___ Exercise input
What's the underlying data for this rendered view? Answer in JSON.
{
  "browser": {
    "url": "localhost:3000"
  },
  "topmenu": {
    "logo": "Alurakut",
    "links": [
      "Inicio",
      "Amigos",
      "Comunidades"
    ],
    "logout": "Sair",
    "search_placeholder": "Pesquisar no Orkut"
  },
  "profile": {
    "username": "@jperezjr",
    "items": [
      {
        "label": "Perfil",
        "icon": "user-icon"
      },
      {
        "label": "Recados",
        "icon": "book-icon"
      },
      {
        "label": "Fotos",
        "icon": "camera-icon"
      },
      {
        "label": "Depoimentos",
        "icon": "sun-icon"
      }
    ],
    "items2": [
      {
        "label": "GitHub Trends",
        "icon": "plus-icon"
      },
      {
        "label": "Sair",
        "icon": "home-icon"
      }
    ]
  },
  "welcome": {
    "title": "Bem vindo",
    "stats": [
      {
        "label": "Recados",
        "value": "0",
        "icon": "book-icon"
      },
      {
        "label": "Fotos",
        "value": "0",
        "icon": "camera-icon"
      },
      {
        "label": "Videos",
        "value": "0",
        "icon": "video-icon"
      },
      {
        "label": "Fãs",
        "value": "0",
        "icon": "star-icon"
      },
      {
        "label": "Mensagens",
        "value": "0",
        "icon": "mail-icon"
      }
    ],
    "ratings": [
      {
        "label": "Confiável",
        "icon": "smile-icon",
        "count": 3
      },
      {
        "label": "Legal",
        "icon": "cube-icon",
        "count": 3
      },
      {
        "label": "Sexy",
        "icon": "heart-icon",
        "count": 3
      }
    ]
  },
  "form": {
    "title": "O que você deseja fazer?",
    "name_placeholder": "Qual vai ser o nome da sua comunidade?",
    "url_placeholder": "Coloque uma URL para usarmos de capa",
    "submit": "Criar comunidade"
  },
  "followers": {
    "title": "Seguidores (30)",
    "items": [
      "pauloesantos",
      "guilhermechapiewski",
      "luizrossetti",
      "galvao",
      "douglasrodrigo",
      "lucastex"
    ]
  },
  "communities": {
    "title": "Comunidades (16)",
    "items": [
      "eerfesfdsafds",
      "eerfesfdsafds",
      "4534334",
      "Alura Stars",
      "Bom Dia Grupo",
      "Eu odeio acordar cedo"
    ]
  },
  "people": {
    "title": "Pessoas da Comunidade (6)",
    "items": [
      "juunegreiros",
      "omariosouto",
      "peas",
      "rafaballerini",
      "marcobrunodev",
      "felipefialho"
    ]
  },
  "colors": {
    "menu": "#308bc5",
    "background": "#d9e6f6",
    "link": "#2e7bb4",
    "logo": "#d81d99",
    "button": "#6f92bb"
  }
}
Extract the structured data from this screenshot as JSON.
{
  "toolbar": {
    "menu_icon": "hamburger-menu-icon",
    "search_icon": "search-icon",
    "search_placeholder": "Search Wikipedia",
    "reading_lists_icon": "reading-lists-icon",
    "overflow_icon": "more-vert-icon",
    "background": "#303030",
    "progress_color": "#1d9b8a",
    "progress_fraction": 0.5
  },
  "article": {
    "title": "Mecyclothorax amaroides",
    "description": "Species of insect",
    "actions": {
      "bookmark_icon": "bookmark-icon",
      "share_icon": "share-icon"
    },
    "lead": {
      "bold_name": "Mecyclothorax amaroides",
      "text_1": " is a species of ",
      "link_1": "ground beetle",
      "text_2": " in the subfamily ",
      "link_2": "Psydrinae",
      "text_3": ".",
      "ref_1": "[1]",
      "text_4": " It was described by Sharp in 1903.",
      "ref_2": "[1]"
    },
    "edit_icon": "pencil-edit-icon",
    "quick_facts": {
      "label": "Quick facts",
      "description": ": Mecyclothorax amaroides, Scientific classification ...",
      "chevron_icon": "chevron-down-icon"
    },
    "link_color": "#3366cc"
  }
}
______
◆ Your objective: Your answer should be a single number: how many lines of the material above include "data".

◆ Answer area: 2